We were laughing and out of breath as we walked between the rows of seats. I tried not to notice the disapproving looks on the faces of the other passengers as I located my seat and sunk down into it with a sense of complete and utter relief. I sent a quick text to Mark to let him know I was on my way back and then turned off my phone. I took out my book and picked up where I’d left off earlier that day and only a while later did I realize how tightly wound I must have been all day long. The lack of sleep and all the nervousness had caught up with me. My eyes felt like they would pop out of the sockets and my head was pounding. I just wanted to get back home. But as I sat there feeling completely exhausted I heard a woman’s voice behind me singing Head and shoulders, knees and toes, knees and toes…. And then the belly laugh of a toddler. Such a sweet sound. It made me smile. Not long afterwards, I heard the little one begging Mom, “Wanna hi. Wanna hi! Wanna HI!” Then right over my shoulder, I heard, “Ha-eeeee, Ha-eeee, HA-EEEEE!”
I turned around and saw the cutest button nose, a baby smile squished behind a pacifier, and a little set of eyes twinkling at me over the back of my seat. I realized that the little guy had been asking Mom if he could say hi to me. I couldn’t help but return his smile. He melted my heart.
“Hi!” I said to him. “What’s your name?”
“Whshwhshy” he said from behind the pacifier.
“Oh… how old are you?”
“Whswhsy,” he said.
I held up two fingers. “This many?”
Cutie Pie nodded at me and then Mom said he had to sit back down and that cute button nose disappeared again behind my seat. A while later I heard again, “Wanna hi. Wanna hi! Wanna HI!” But this time, Mom said no more. I was a little disappointed.
I couldn’t read any more. My eyes hurt. I couldn’t sleep either. So I rode out the rest of the flight just staring ahead. Finally, we landed. I texted Tammy to let her know I’d arrived and then called her to let her know at which door I was waiting. We chatted all the way home and when she dropped me off, I grabbed a quick bite to eat and went straight to bed.
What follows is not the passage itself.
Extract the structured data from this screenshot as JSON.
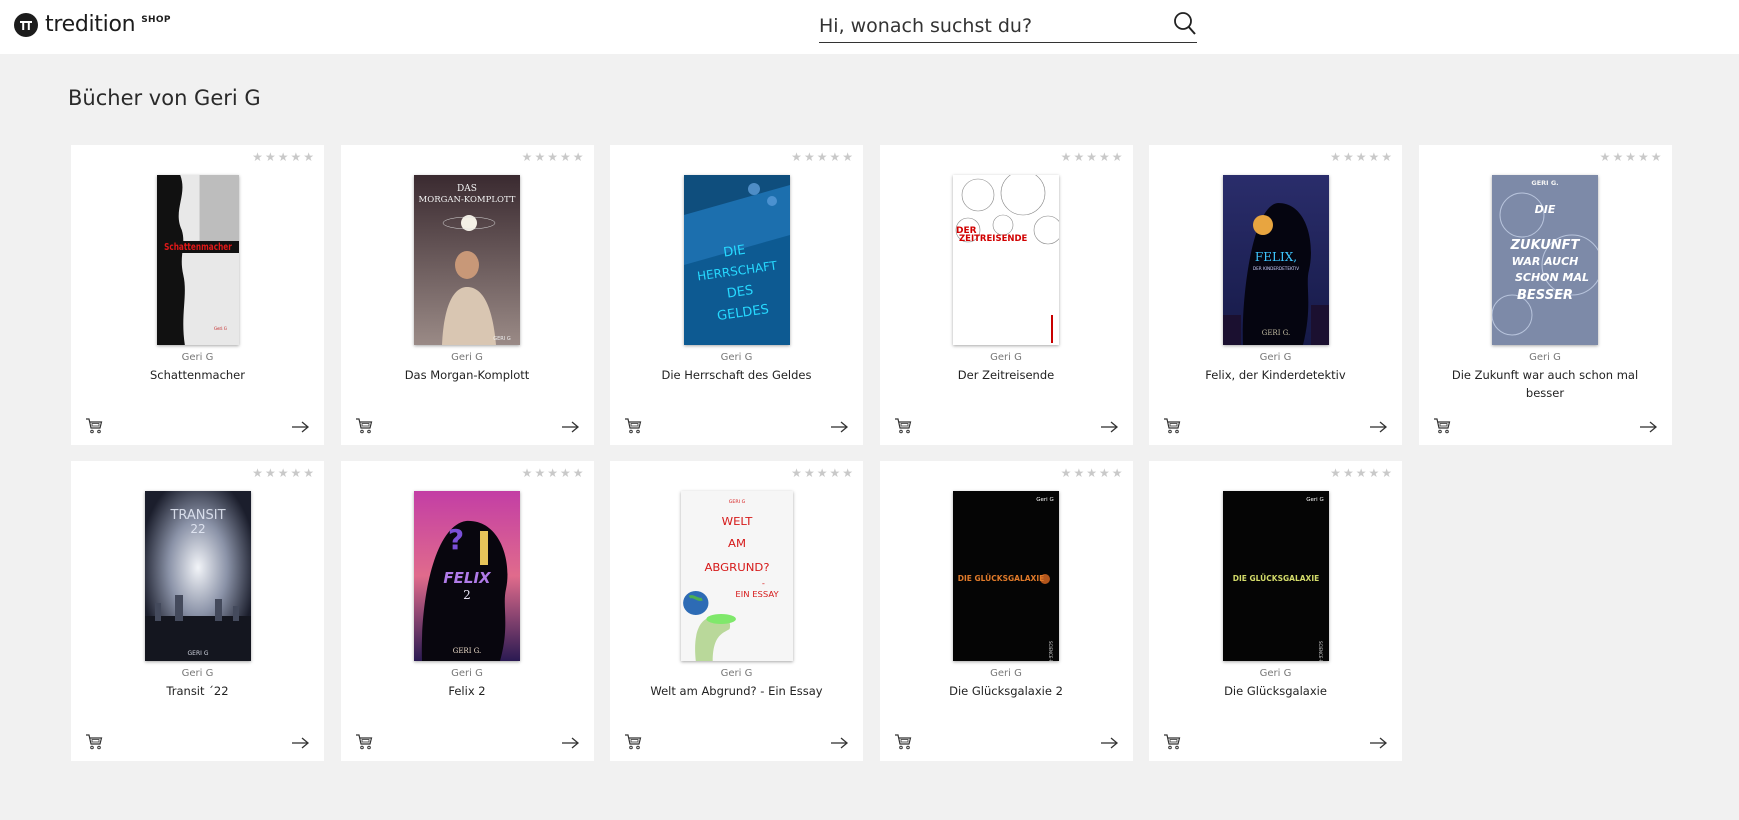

And slept. All night long.
I did it. Without making a fool of myself or getting completely lost. I’d do it all again if I was asked. But I’m not in a hurry.